Why can’t I be doing this in English instead?: An interview study of the impact of L2 English on girls’ and boys’ L3 selves
2011 (English)In: Proceedings of the 6th Biennial International Gender and Language Association Conference IGALA 6, 18-20 September, Tokyo / [ed] Maree, Claire & Satoh, Kyoko, Tokyo: Tsuda College , 2011, 126-139 p.Conference paper (Other academic)
Although there has been very little research on L3 motivation, it would appear that the gender divergences commonly found in L2 motivation are also apparent when a third foreign language is learnt. In a previous analysis of quantitative data Henry (2010a) found an inverse relationship between i) the extent to which students compared the L3-speaking/using self-concept with the L2 English-speaking/using self-concept, and ii) L3 motivation. Further, this effect was stronger for boys. In an attempt to shed light on these gender differences, interview data from students with differing motivational profiles were analysed using the theoretical framework of the working self-concept (Markus & Nurius, 1986; Markus & Kunda, 1986). The results suggest that, for these students, the L2 English self-concept is frequently invoked in L3 learning situations and that it has a referential function. Whilst the girls interviewed appeared to be able to offset the impact of L2 English by creating cognitive barriers and recruiting positive L3-related self-knowledge, the boys seemed to rely more on forms of self-knowledge that emphasize a capacity for hard work and determination. For some of the boys the pervasive impact of L2 English meant however that it was impossible to sustain a viable L3 self-concept.

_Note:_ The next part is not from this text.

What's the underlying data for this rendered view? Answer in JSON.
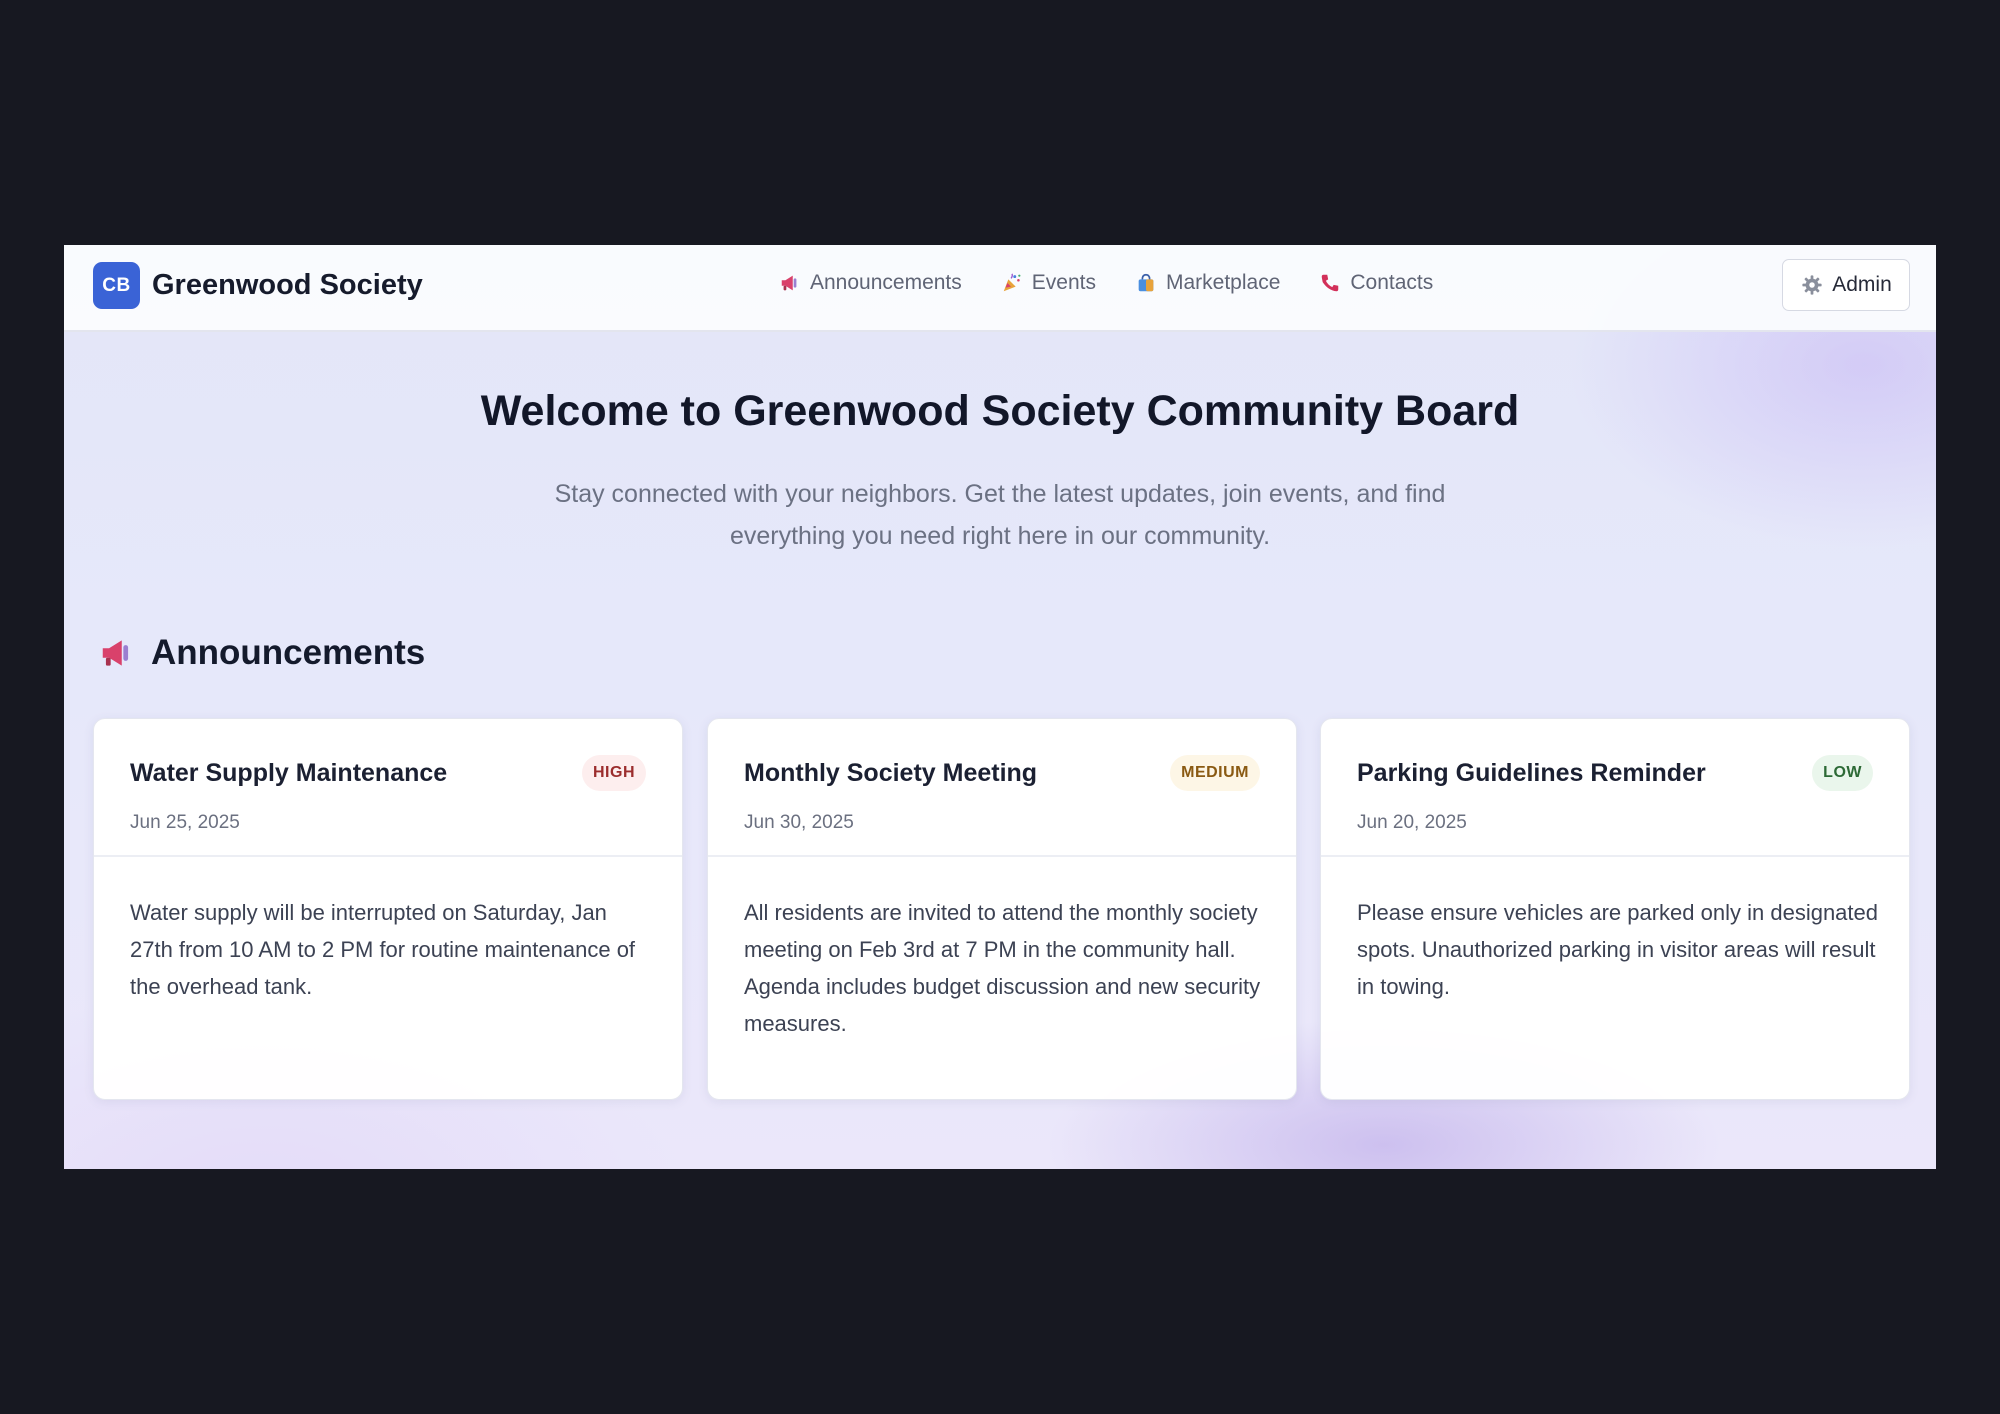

Place, publisher, year, edition, pages
Tokyo: Tsuda College , 2011. 126-139 p.
L3 acquisition; L2 motivation; L3 motivation; L2 Motivational Self System; Gender; Global English
Research subject HUMANITIES, English
IdentifiersURN: urn:nbn:se:hv:diva-3243OAI: oai:DiVA.org:hv-3243DiVA: diva2:403134
Sixth InternationalGender and Language Conference, IGALA6